(Date:10/30/2014)... Avure Technologies celebrates a year of success and the one-year ... of high volume High Pressure Processing (HPP) systems. , “We’re ... PackExpo this year, which is where we first announced the ... CEO at Avure. “Sales of the new Avure machine are ... challenges of market demand for higher throughput. We sold our ...
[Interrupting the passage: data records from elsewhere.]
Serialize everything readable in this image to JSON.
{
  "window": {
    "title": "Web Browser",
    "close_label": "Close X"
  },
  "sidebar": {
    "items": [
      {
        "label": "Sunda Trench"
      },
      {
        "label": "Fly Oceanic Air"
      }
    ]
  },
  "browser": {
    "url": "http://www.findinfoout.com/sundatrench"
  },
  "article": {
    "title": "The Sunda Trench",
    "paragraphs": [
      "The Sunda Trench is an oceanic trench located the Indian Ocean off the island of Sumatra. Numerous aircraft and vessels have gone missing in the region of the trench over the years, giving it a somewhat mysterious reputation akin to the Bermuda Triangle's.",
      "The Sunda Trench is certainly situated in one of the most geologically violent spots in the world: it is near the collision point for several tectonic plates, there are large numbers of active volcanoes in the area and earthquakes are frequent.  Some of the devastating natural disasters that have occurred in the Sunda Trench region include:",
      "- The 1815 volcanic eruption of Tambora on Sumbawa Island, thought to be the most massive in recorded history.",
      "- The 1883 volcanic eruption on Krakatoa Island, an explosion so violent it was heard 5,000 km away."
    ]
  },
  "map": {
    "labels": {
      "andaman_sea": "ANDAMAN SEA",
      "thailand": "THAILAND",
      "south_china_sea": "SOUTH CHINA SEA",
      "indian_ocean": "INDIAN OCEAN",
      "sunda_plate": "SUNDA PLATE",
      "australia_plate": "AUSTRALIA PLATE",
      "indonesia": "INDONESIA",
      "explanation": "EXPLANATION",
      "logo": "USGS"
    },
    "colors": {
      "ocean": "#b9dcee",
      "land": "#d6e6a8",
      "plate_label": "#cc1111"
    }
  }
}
Breaking Biology Technology:Ardelyx to Report Third Quarter 2014 Financial Results on November 6, 2014 2Riordan-McKenna Institute Founders, Neil Riordan, PhD and Orthopedic Surgeon, Dr. Wade McKenna Present at the Mid American Regenerative and Cellular Medicine Showcase 2Riordan-McKenna Institute Founders, Neil Riordan, PhD and Orthopedic Surgeon, Dr. Wade McKenna Present at the Mid American Regenerative and Cellular Medicine Showcase 3Riordan-McKenna Institute Founders, Neil Riordan, PhD and Orthopedic Surgeon, Dr. Wade McKenna Present at the Mid American Regenerative and Cellular Medicine Showcase 4Boston’s Adult Stem Cell Technology Center, LLC Introduces A New Technology for Monitoring Previously Elusive Adult Stem Cells 2Boston’s Adult Stem Cell Technology Center, LLC Introduces A New Technology for Monitoring Previously Elusive Adult Stem Cells 3Boston’s Adult Stem Cell Technology Center, LLC Introduces A New Technology for Monitoring Previously Elusive Adult Stem Cells 4In High Demand: New High Pressure Processing (HPP) System with Maximum Throughput Drives Strong Sales 2In High Demand: New High Pressure Processing (HPP) System with Maximum Throughput Drives Strong Sales 3
Cached News: